A ListGrid uses a DataSource object to map the fields contained in the grid. The binding can be done either with static data or with dynamic data. Let's see first an example with a static xml file.
package com.sample.client.ds;

import com.smartgwt.client.types.FieldType;

public class ItemDS extends DataSource {  
 private static ItemDS instance = null;  
 public static ItemDS getInstance() {  
 if (instance == null) {  
 instance = new ItemDS("ItemDS");  
 return instance;  

 public ItemDS(String id) {  
 DataSourceField nameField = new DataSourceField("name", FieldType.TEXT, "name");  
 DataSourceField priceField = new DataSourceField("price", FieldType.INTEGER, "price");  
 DataSourceField quantityField = new DataSourceField("quantity", FieldType.INTEGER, "quantity");  
 DataSourceField idField = new DataSourceField("id", FieldType.TEXT, "id");  

 setFields(nameField, priceField,quantityField,idField);  


The binding is done with the setDataURL method which binds data to the file items.xml.

Add the file items.xml will be added in the war folder of your prohect, so that it will be visible by your home page. Here's a short piece of it:



. . . . . .

Ok, now you're ready to test your initial project. Compile (1) at first the project, so that client stubs will be created and then launch it (2) in hosted mode. This will launch an internal Web server which can be used to test your application before deploying it to the AS.

gwt google web toolkit jboss tutorial


If everything works correctly you should see displayed a ListGrid with the data from the XML.
gwt google web toolkit jboss tutorial



Connect to JBoss AS RESTful web services
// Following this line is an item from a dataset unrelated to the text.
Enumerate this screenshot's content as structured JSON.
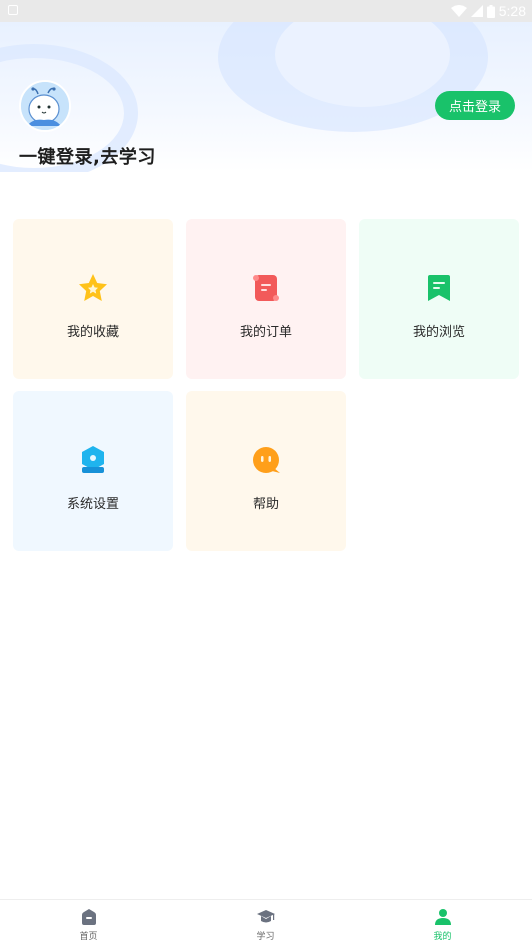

Good. So now we will replace the static XML file with some data produced by a RESTful web service.
Here's a simple Web service which produces a collection of items:
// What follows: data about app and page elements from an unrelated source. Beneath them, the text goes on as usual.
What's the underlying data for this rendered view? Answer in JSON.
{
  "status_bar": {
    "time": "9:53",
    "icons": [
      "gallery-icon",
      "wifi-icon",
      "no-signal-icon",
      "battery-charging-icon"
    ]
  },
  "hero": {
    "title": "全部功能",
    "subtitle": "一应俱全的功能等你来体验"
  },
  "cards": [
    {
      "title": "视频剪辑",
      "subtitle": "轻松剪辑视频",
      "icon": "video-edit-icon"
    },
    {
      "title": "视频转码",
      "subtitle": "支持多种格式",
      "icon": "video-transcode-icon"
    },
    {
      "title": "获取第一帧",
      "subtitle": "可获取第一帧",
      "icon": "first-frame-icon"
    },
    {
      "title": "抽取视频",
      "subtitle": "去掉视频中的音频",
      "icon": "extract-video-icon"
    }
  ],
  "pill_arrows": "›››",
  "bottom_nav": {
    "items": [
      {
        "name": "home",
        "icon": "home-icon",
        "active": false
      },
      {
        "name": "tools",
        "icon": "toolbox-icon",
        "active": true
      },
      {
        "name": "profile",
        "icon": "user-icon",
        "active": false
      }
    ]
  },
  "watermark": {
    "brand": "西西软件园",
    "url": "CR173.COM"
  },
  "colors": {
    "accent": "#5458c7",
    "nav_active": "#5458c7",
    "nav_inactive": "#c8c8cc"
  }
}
package sample;



public class SampleREST {
 public Item[]  getItem() {
 Item item[] = new Item[6];
 item[0] = new Item("a1","computer",2500,45);
 item[1] = new Item("b1","monitor",500,25);
 item[2] = new Item("c1","chair",1500,15);
 item[3] = new Item("d1","keyboard",50,45);
 item[4] = new Item("e1","mouse",25,45);
 item[5] = new Item("f1","phone",250,70);

 return item;


This is the Item object class:

package sample;


import javax.xml.bind.annotation.XmlElement;
import javax.xml.bind.annotation.XmlRootElement;

public class Item implements Serializable {

 String name;
 int price;
 int quantity;
 String id;

 public Item(String id, String name, int price, int quantity) { = id;
 this.quantity = quantity; = name;
 this.price = price;

 public Item() {


Ok. Now the only thing you need to change is the setDataURL method in ItemDS


It's time to export your war to JBoss AS. use the Eclipse Export functionality to export as archive file (f.e. example.war):

gwt google web toolkit jboss tutorial

Be careful to export only the selected directory of the war file, otherwise the Export Utility will not create a compliant war file.

If everything works correctly by pointing to your html page, you should see data displayed just like we did for static files: http://localhost:8080/example/Example.html


Enjoy Google Web Toolkit and JBoss !